Date of Award


Document Type


Degree Name

Doctor of Philosophy (PhD)



First Advisor

Bill Harbin

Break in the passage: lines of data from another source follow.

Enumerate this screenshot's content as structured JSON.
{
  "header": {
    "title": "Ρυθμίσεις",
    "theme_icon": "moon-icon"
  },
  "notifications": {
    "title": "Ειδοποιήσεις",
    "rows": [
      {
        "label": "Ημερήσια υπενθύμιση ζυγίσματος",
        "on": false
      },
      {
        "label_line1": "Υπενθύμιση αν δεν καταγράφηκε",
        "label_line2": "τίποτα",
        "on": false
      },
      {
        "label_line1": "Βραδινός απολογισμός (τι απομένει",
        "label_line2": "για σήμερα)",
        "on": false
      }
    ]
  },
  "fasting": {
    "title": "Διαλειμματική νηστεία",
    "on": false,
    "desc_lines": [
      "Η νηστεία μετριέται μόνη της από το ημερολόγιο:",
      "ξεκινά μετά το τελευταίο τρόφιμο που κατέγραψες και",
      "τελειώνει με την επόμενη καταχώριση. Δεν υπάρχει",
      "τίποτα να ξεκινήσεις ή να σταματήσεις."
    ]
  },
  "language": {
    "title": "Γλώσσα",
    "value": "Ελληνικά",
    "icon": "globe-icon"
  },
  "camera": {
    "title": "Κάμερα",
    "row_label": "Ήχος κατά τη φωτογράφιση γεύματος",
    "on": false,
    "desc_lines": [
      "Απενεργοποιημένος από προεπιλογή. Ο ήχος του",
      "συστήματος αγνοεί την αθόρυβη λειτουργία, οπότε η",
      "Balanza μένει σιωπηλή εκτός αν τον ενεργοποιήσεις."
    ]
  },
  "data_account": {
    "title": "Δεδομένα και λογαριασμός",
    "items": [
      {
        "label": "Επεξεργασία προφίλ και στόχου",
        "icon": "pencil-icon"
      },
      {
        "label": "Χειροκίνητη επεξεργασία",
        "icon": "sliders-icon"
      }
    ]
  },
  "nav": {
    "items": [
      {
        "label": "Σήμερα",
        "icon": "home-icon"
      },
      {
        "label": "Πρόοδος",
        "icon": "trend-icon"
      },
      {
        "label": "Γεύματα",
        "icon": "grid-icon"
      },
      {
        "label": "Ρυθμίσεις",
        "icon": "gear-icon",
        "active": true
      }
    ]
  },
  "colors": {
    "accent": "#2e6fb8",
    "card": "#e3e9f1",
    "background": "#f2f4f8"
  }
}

Historically, the female playwright has been plagued by a lack of visibility. Long hindered by a limited number of women writers as role models, by the few receptive stages on which to mount their works, and by a public accustomed to a male dominated stage practice, female playwrights nevertheless in the last two decades have produced an extraordinary body of work, signifying a new thrust in the American theatre. Ten playwrights have been selected as representatives of this movement: Tina Howe, Rosalyn Drexler, Rose Goldemberg, Mary Gallagher, Adele Shank, Lavonne Mueller, Wendy Wasserstein, Ntozake Shange, Beth Henley and Marsha Norman. These innovative and prolific writers have invigorated the American stage and influenced their contemporaries, both male and female; two of them received Pulitzer Prizes. Since these playwrights were themselves influenced by preceding pioneers, their predecessors are examined to indicate the continuity of a phenomenal movement in drama. Similarly, the study acknowledges lesser know writers of their own era. As a collective, the ten female writers represent the creative impulse of the 80's. Each has a distinctive body of plays, has had works produced in a major theatre setting, and was significantly productive during the decade of 1973-1983. The individual plays of the ten writers have been examined in terms of thought, as delineated among Aristotle's six elements of drama and interpreted further by Oscar Brockett. My objective has been to focus on ideas, themes, objectives, and trends peculiar to these particular writers or applicable to an even larger collective of contemporary female playwrights. Each playwright has her unique vision, concerns, and style, presenting varying interpretations of human action and of the female in particular in her social, political, and artistic roles. The quest for familial bonds and individual autonomy emerge as constant themes among the selected plays. Despite the diversity, this study clearly celebrates the onset of a growing number of female playwrights in the mainstream of American theatre, and, as such, it adds to the scant critical dialogue available on American women dramatists who significantly contributed to the evolving drama during 1973-1983.